However, sometimes you might see a dog offer what may appear as a play stretch/bow when first encountering another dog but it is actually more of a ‘bounce’. This is a handy way to immediately create space from the other, when the dog wants to keep the interaction friendly yet wants to manoeuvre away swiftly for safety. This is what creates that bounce effect.
You can see an example of this in an old video of my Basset Hound, Howard and the interaction he has with Buzz the Shar Pei. Buzz is nervous around dogs having been attacked when young, in this video you see Buzz ‘bounce’ on three occasions in order to get away from Howard.
The Tired Stretch
Just like humans, dogs also stretch when they wake up from a nap or a long sleep. This is known as the “tired stretch.”
After laying in the same position for several minutes or hours, the muscles lose some tone and tighten, so stretching is an effective way to loosen them. This stretch is a normal part of a dog’s daily routine and is a sign of a well-rested dog.

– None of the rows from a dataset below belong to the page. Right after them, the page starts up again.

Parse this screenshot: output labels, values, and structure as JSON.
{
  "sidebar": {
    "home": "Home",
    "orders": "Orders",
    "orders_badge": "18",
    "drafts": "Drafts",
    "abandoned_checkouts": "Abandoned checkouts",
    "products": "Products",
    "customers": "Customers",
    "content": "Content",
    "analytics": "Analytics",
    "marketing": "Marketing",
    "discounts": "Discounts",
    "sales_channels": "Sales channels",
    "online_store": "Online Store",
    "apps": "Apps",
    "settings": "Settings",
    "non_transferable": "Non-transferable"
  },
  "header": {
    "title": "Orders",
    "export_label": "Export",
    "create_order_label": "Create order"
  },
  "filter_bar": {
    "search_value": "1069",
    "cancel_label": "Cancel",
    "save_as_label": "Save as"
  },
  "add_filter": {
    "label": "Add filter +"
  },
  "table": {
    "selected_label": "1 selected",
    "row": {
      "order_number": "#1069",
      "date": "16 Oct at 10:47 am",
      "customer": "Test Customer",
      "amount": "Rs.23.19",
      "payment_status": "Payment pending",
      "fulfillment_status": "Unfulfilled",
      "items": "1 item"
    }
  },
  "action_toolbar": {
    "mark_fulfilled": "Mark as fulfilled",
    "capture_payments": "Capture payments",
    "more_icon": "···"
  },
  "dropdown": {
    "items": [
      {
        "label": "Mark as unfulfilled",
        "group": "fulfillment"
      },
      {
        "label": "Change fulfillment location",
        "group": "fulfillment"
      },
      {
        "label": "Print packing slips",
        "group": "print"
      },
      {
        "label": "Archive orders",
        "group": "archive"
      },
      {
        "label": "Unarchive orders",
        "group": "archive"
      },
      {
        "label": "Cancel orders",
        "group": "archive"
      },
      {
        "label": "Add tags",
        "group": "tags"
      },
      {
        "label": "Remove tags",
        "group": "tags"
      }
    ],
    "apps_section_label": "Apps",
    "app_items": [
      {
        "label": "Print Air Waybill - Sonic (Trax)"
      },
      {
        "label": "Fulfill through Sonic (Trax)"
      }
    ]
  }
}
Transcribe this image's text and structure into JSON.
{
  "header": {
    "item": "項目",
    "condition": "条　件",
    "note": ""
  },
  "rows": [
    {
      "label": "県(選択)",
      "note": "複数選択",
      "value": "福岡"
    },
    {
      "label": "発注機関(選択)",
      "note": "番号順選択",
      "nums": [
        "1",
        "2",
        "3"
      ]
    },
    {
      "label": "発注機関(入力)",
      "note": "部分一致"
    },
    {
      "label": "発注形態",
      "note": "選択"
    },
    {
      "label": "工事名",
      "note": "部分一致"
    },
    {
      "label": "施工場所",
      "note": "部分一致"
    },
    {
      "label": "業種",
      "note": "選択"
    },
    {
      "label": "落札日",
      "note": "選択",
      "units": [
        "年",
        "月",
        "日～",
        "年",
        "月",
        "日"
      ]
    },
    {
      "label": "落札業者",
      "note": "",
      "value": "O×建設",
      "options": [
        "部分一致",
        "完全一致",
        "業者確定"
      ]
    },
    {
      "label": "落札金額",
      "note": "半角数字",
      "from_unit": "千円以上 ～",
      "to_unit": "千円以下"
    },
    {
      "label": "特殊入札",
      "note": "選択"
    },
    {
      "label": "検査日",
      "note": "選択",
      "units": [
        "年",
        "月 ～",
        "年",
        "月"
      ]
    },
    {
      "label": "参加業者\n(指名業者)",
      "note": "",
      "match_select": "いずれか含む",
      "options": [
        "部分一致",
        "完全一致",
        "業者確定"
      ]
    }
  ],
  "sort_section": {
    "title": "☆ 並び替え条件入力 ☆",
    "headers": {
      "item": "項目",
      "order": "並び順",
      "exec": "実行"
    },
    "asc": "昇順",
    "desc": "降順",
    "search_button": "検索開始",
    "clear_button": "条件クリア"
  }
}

The Pain Stretch
Sometimes, however, a dog’s stretch can indicate discomfort or pain. One such stretch is the “prayer position,” where the dog’s front legs and chest are on the ground, and its rear end is raised. This stretch can be a sign of abdominal pain or discomfort. If your dog is performing this stretch frequently, the dog might be suffering from a medical condition (e.g., pancreatitis, Giardia, bloating etc,). If you notice this behaviour, it’s important to consult with your veterinarian as soon as possible.
The Stretch as a Trick
We can teach our dogs to perform a stretch known as the ‘bow’ on verbal or visual cue. It also helps provide our dog with a great stretch as well as a cute party-trick.
Here is a snippet example of me mucking around with this behaviour with my rescue dog, Hattie. It isn’t an elegant bow as she is an old dog and I am not seeking perfection with this, however it is something we find great fun to do together.
When a dog is cautious or uncertain, their stretching behaviour may reflect this emotional state. For instance, when a dog is offered a treat by an unfamiliar person, the dog might stretch their front end towards the treat while their rear end stays planted to the spot, appearing fairly rigid. This behaviour can be seen as a conflict of emotions. The dog is interested in the treat, hence the forward stretch, but is also wary of the unfamiliar person, hence the rigid rear end. This stretching behaviour is a nonverbal communication tool, where the dog is emotionally conflicted – showing both interest and caution at the same time. This is where we need to be careful to avoid overwhelming our pet where food is presented as a sort of lure to create an interaction/ get them to move towards the perceived ‘scary’ thing.
It’s important to note that dogs use body language as a primary form of communication. Understanding these subtle cues can help us better interact with our canine companions and respect their boundaries. If a dog shows signs of discomfort or unease, it’s crucial to give them space and allow them to approach at their own pace.
While stretching is a normal behaviour in dogs, it’s crucial to pay attention to the type and frequency of the stretches and the contexts in which they are occurring in order to determine the function the stretch is serving . Understanding the differences between these stretches can help you better understand your dog’s behaviour and health. How many of these stretches do you see with your dog?